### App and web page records
- Opening Delimiter -

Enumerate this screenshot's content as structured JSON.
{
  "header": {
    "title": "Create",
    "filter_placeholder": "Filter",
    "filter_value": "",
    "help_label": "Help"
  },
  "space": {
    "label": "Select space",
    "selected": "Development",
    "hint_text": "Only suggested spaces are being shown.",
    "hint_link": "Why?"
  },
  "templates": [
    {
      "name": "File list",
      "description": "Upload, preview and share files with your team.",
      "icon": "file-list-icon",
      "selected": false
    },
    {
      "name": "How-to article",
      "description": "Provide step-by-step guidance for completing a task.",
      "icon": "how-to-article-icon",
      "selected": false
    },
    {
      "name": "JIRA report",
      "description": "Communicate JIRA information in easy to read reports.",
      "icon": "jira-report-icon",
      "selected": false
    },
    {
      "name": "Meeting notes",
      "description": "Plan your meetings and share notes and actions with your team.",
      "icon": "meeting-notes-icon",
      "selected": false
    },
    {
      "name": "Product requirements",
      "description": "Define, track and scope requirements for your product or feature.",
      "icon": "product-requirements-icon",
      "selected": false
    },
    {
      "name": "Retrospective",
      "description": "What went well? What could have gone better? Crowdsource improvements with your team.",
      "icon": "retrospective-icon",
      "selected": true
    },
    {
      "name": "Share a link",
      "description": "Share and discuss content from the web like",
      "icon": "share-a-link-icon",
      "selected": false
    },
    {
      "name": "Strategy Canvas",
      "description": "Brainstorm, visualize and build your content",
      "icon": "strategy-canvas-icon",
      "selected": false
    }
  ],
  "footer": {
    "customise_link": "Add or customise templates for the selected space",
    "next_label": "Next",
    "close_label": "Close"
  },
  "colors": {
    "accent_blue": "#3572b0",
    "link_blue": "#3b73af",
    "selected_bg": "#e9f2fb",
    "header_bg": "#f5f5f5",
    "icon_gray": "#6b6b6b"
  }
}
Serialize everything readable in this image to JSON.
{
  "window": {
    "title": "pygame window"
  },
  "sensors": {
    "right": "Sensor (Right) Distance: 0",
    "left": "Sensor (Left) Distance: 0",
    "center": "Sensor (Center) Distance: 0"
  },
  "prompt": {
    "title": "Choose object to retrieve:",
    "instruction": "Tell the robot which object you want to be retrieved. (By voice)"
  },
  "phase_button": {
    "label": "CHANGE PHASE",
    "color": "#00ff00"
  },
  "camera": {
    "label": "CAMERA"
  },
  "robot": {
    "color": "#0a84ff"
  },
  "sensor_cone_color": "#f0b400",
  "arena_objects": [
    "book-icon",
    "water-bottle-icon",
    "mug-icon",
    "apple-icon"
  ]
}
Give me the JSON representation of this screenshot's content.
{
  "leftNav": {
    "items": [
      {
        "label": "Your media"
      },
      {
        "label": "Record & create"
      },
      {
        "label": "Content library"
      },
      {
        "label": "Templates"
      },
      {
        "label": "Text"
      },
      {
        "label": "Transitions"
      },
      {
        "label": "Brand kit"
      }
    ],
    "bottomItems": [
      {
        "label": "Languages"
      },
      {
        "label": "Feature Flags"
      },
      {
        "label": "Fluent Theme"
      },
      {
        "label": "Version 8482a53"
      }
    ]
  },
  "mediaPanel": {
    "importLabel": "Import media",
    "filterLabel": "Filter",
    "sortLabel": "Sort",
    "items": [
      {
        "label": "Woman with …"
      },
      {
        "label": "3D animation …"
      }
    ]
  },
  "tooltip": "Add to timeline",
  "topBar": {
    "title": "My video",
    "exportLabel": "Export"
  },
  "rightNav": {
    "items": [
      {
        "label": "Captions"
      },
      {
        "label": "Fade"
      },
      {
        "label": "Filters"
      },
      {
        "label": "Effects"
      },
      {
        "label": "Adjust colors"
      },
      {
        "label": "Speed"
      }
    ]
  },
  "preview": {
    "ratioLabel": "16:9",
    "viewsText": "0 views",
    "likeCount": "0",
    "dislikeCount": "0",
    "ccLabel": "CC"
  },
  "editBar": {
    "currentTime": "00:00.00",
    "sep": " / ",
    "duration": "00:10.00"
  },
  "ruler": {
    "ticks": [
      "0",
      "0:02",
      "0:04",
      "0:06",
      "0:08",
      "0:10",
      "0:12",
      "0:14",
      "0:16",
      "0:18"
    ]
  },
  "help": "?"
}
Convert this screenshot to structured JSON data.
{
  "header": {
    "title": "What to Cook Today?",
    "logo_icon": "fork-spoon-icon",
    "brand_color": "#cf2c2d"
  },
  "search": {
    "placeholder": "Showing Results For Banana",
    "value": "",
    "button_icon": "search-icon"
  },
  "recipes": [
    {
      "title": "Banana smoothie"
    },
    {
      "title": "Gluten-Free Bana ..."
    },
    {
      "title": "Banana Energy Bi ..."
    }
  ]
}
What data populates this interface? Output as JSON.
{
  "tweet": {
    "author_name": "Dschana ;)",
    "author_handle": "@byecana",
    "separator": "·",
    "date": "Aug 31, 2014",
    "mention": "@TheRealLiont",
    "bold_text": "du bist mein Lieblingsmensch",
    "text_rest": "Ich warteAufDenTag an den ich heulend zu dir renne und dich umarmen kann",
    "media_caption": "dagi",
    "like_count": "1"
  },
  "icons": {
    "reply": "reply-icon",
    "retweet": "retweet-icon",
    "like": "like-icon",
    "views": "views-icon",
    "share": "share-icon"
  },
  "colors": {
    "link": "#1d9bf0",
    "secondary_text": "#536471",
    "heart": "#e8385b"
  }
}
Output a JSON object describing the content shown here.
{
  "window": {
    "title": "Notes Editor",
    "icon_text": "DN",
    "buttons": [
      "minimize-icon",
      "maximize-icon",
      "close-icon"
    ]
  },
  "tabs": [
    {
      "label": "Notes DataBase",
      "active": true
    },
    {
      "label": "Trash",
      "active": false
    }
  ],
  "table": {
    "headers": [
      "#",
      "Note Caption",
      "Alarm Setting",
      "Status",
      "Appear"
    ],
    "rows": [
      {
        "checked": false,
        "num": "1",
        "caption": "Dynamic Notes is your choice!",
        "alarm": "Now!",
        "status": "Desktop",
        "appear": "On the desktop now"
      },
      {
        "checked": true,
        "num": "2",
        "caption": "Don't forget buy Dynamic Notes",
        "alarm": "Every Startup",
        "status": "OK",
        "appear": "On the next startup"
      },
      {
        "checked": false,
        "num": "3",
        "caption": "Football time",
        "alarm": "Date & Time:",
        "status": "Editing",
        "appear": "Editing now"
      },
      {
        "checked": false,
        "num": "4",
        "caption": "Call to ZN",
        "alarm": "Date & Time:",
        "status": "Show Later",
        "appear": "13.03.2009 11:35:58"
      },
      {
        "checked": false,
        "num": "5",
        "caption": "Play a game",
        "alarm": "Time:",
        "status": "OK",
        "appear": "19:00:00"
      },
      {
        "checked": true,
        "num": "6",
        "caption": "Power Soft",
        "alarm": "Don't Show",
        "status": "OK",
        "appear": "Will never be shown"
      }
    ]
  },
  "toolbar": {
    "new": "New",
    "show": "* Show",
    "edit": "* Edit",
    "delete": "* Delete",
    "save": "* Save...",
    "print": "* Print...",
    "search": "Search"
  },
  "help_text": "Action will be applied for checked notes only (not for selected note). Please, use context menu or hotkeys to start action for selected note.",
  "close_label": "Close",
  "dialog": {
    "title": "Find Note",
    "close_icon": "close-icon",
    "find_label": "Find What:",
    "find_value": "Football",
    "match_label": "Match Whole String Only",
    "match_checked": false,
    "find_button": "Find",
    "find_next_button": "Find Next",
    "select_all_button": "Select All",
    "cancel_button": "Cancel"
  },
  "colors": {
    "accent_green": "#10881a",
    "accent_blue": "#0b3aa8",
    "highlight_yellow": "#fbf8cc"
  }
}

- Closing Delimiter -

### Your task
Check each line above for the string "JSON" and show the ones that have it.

### Exercise answer
Enumerate this screenshot's content as structured JSON.
Serialize everything readable in this image to JSON.
Give me the JSON representation of this screenshot's content.
Convert this screenshot to structured JSON data.
What data populates this interface? Output as JSON.
Output a JSON object describing the content shown here.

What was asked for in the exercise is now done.